**TASK GOAL**
Could you please retype all of the data below exactly?

**RECORDED DATA**
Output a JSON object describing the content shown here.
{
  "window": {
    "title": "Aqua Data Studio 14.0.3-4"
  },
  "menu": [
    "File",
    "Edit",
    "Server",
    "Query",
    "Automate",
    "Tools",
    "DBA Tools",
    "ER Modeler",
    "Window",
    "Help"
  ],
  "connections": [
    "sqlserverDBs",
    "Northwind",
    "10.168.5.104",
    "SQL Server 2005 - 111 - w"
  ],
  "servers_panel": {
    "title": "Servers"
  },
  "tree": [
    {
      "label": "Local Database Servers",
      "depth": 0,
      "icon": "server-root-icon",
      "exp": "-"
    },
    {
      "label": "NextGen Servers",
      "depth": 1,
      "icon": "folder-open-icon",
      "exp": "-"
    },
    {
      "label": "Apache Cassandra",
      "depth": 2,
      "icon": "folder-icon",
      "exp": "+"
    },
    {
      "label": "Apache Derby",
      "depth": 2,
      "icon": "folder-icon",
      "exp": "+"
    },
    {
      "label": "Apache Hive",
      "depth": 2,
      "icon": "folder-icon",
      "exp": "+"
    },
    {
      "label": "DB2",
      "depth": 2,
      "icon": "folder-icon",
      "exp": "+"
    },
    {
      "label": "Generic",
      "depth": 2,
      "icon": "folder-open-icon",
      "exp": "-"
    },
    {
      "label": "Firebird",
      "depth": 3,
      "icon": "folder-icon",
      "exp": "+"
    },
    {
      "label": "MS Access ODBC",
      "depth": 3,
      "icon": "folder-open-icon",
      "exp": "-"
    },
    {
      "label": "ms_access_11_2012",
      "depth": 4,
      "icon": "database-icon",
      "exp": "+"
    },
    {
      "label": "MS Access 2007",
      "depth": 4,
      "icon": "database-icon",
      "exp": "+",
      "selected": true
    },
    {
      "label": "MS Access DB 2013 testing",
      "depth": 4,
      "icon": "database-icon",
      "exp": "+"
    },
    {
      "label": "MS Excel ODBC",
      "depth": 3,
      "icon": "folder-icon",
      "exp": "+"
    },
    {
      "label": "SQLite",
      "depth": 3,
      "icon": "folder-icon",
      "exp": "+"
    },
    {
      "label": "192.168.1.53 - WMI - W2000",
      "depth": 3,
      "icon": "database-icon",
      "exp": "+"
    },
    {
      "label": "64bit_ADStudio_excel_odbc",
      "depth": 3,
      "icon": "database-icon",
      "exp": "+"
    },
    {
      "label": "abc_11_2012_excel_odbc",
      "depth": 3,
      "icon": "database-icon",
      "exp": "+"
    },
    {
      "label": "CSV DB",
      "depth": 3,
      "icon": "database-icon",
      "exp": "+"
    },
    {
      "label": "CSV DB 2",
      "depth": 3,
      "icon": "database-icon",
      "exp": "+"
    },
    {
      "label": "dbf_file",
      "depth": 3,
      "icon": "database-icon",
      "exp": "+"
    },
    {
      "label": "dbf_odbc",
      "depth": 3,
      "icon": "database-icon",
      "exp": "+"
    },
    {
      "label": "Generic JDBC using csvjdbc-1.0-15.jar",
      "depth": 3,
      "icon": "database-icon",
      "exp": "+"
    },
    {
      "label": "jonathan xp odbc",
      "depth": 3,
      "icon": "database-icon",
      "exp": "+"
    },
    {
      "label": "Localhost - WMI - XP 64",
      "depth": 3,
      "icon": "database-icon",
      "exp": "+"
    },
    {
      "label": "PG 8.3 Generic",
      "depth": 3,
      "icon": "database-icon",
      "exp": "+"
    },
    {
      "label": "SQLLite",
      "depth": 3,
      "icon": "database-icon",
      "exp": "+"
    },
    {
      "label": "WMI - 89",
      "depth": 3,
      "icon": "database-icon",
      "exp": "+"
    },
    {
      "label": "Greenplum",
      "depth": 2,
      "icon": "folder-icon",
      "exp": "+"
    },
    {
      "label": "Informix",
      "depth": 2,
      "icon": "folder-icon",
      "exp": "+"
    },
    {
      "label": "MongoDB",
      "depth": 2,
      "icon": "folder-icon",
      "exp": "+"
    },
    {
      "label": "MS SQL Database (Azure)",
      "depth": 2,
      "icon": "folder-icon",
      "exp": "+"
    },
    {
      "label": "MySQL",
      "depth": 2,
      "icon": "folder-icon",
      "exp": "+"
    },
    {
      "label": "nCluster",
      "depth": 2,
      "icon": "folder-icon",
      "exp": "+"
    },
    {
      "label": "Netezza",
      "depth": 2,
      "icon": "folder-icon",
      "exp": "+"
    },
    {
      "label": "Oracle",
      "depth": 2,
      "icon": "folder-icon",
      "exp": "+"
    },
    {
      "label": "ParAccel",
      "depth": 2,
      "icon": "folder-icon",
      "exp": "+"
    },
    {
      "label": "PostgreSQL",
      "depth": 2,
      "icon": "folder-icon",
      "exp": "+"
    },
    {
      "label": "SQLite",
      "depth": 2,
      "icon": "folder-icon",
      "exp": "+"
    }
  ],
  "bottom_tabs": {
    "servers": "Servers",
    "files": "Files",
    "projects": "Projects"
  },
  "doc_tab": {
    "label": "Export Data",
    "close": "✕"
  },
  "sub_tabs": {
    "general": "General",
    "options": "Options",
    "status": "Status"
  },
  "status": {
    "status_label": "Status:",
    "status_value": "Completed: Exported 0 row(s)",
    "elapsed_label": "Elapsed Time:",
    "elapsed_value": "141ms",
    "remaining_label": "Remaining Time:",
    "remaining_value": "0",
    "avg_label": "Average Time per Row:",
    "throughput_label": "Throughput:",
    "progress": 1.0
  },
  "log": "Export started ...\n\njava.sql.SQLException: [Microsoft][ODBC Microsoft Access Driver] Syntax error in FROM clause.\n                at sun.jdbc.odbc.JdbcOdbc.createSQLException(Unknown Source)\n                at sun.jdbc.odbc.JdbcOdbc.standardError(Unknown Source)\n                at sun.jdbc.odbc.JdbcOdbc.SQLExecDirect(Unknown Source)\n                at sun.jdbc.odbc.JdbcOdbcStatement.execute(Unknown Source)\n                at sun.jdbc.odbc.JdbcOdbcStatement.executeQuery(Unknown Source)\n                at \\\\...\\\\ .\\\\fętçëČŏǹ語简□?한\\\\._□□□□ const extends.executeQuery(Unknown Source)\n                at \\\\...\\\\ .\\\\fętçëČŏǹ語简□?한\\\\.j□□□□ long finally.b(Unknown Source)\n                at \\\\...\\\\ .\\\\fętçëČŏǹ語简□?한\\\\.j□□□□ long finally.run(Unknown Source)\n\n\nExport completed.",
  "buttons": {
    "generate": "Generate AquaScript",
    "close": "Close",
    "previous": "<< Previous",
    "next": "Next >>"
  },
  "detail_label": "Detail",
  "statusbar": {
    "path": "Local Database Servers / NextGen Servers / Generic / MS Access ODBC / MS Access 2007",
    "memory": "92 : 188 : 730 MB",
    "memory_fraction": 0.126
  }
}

**SOLUTION**
Output a JSON object describing the content shown here.
{
  "window": {
    "title": "Aqua Data Studio 14.0.3-4"
  },
  "menu": [
    "File",
    "Edit",
    "Server",
    "Query",
    "Automate",
    "Tools",
    "DBA Tools",
    "ER Modeler",
    "Window",
    "Help"
  ],
  "connections": [
    "sqlserverDBs",
    "Northwind",
    "10.168.5.104",
    "SQL Server 2005 - 111 - w"
  ],
  "servers_panel": {
    "title": "Servers"
  },
  "tree": [
    {
      "label": "Local Database Servers",
      "depth": 0,
      "icon": "server-root-icon",
      "exp": "-"
    },
    {
      "label": "NextGen Servers",
      "depth": 1,
      "icon": "folder-open-icon",
      "exp": "-"
    },
    {
      "label": "Apache Cassandra",
      "depth": 2,
      "icon": "folder-icon",
      "exp": "+"
    },
    {
      "label": "Apache Derby",
      "depth": 2,
      "icon": "folder-icon",
      "exp": "+"
    },
    {
      "label": "Apache Hive",
      "depth": 2,
      "icon": "folder-icon",
      "exp": "+"
    },
    {
      "label": "DB2",
      "depth": 2,
      "icon": "folder-icon",
      "exp": "+"
    },
    {
      "label": "Generic",
      "depth": 2,
      "icon": "folder-open-icon",
      "exp": "-"
    },
    {
      "label": "Firebird",
      "depth": 3,
      "icon": "folder-icon",
      "exp": "+"
    },
    {
      "label": "MS Access ODBC",
      "depth": 3,
      "icon": "folder-open-icon",
      "exp": "-"
    },
    {
      "label": "ms_access_11_2012",
      "depth": 4,
      "icon": "database-icon",
      "exp": "+"
    },
    {
      "label": "MS Access 2007",
      "depth": 4,
      "icon": "database-icon",
      "exp": "+",
      "selected": true
    },
    {
      "label": "MS Access DB 2013 testing",
      "depth": 4,
      "icon": "database-icon",
      "exp": "+"
    },
    {
      "label": "MS Excel ODBC",
      "depth": 3,
      "icon": "folder-icon",
      "exp": "+"
    },
    {
      "label": "SQLite",
      "depth": 3,
      "icon": "folder-icon",
      "exp": "+"
    },
    {
      "label": "192.168.1.53 - WMI - W2000",
      "depth": 3,
      "icon": "database-icon",
      "exp": "+"
    },
    {
      "label": "64bit_ADStudio_excel_odbc",
      "depth": 3,
      "icon": "database-icon",
      "exp": "+"
    },
    {
      "label": "abc_11_2012_excel_odbc",
      "depth": 3,
      "icon": "database-icon",
      "exp": "+"
    },
    {
      "label": "CSV DB",
      "depth": 3,
      "icon": "database-icon",
      "exp": "+"
    },
    {
      "label": "CSV DB 2",
      "depth": 3,
      "icon": "database-icon",
      "exp": "+"
    },
    {
      "label": "dbf_file",
      "depth": 3,
      "icon": "database-icon",
      "exp": "+"
    },
    {
      "label": "dbf_odbc",
      "depth": 3,
      "icon": "database-icon",
      "exp": "+"
    },
    {
      "label": "Generic JDBC using csvjdbc-1.0-15.jar",
      "depth": 3,
      "icon": "database-icon",
      "exp": "+"
    },
    {
      "label": "jonathan xp odbc",
      "depth": 3,
      "icon": "database-icon",
      "exp": "+"
    },
    {
      "label": "Localhost - WMI - XP 64",
      "depth": 3,
      "icon": "database-icon",
      "exp": "+"
    },
    {
      "label": "PG 8.3 Generic",
      "depth": 3,
      "icon": "database-icon",
      "exp": "+"
    },
    {
      "label": "SQLLite",
      "depth": 3,
      "icon": "database-icon",
      "exp": "+"
    },
    {
      "label": "WMI - 89",
      "depth": 3,
      "icon": "database-icon",
      "exp": "+"
    },
    {
      "label": "Greenplum",
      "depth": 2,
      "icon": "folder-icon",
      "exp": "+"
    },
    {
      "label": "Informix",
      "depth": 2,
      "icon": "folder-icon",
      "exp": "+"
    },
    {
      "label": "MongoDB",
      "depth": 2,
      "icon": "folder-icon",
      "exp": "+"
    },
    {
      "label": "MS SQL Database (Azure)",
      "depth": 2,
      "icon": "folder-icon",
      "exp": "+"
    },
    {
      "label": "MySQL",
      "depth": 2,
      "icon": "folder-icon",
      "exp": "+"
    },
    {
      "label": "nCluster",
      "depth": 2,
      "icon": "folder-icon",
      "exp": "+"
    },
    {
      "label": "Netezza",
      "depth": 2,
      "icon": "folder-icon",
      "exp": "+"
    },
    {
      "label": "Oracle",
      "depth": 2,
      "icon": "folder-icon",
      "exp": "+"
    },
    {
      "label": "ParAccel",
      "depth": 2,
      "icon": "folder-icon",
      "exp": "+"
    },
    {
      "label": "PostgreSQL",
      "depth": 2,
      "icon": "folder-icon",
      "exp": "+"
    },
    {
      "label": "SQLite",
      "depth": 2,
      "icon": "folder-icon",
      "exp": "+"
    }
  ],
  "bottom_tabs": {
    "servers": "Servers",
    "files": "Files",
    "projects": "Projects"
  },
  "doc_tab": {
    "label": "Export Data",
    "close": "✕"
  },
  "sub_tabs": {
    "general": "General",
    "options": "Options",
    "status": "Status"
  },
  "status": {
    "status_label": "Status:",
    "status_value": "Completed: Exported 0 row(s)",
    "elapsed_label": "Elapsed Time:",
    "elapsed_value": "141ms",
    "remaining_label": "Remaining Time:",
    "remaining_value": "0",
    "avg_label": "Average Time per Row:",
    "throughput_label": "Throughput:",
    "progress": 1.0
  },
  "log": "Export started ...\n\njava.sql.SQLException: [Microsoft][ODBC Microsoft Access Driver] Syntax error in FROM clause.\n                at sun.jdbc.odbc.JdbcOdbc.createSQLException(Unknown Source)\n                at sun.jdbc.odbc.JdbcOdbc.standardError(Unknown Source)\n                at sun.jdbc.odbc.JdbcOdbc.SQLExecDirect(Unknown Source)\n                at sun.jdbc.odbc.JdbcOdbcStatement.execute(Unknown Source)\n                at sun.jdbc.odbc.JdbcOdbcStatement.executeQuery(Unknown Source)\n                at \\\\...\\\\ .\\\\fętçëČŏǹ語简□?한\\\\._□□□□ const extends.executeQuery(Unknown Source)\n                at \\\\...\\\\ .\\\\fętçëČŏǹ語简□?한\\\\.j□□□□ long finally.b(Unknown Source)\n                at \\\\...\\\\ .\\\\fętçëČŏǹ語简□?한\\\\.j□□□□ long finally.run(Unknown Source)\n\n\nExport completed.",
  "buttons": {
    "generate": "Generate AquaScript",
    "close": "Close",
    "previous": "<< Previous",
    "next": "Next >>"
  },
  "detail_label": "Detail",
  "statusbar": {
    "path": "Local Database Servers / NextGen Servers / Generic / MS Access ODBC / MS Access 2007",
    "memory": "92 : 188 : 730 MB",
    "memory_fraction": 0.126
  }
}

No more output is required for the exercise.